WHAT YOU ARE ASKED TO DO: Copy out every line of the data that has the word "user" somewhere in it.

SUPPLIED RECORDS:
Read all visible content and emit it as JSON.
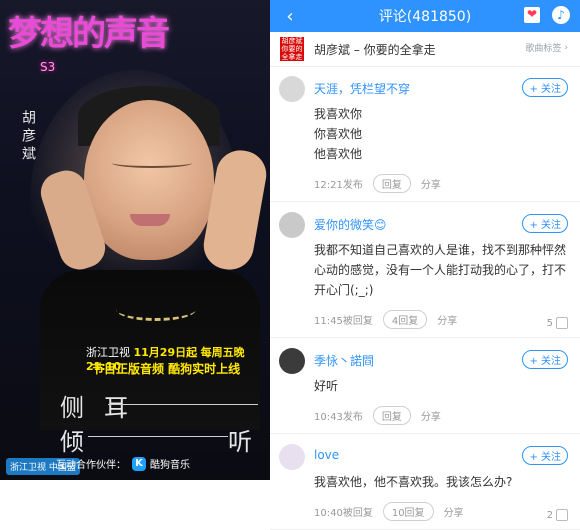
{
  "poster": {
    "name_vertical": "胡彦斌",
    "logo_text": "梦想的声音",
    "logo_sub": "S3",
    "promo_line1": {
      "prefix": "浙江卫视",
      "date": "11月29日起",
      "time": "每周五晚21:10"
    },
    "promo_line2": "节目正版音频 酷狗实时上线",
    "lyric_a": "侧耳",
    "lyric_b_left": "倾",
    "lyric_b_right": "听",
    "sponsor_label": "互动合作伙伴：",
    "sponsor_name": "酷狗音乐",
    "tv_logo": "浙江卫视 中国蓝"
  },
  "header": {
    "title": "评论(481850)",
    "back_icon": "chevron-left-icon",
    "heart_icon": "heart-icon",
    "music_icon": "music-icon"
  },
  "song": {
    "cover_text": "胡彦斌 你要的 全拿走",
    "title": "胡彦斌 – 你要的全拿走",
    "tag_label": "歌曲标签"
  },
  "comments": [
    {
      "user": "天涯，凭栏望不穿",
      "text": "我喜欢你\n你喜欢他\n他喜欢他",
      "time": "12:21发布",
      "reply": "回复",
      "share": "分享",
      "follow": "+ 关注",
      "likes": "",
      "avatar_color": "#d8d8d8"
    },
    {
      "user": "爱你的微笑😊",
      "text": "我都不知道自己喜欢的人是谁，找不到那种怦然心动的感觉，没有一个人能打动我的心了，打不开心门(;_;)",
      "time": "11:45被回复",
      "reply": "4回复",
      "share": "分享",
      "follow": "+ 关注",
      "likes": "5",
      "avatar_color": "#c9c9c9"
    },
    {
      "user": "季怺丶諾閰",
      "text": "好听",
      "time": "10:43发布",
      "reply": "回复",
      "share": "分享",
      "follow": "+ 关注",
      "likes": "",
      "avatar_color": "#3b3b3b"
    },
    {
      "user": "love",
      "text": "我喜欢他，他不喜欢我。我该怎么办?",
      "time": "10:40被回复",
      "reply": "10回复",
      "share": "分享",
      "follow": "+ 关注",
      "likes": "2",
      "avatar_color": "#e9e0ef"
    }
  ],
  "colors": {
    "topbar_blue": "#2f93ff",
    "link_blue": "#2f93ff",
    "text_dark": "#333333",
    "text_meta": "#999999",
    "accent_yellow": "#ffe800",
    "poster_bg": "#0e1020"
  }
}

OUTPUT OF THE TASK:
      "user": "天涯，凭栏望不穿",
      "user": "爱你的微笑😊",
      "user": "季怺丶諾閰",
      "user": "love",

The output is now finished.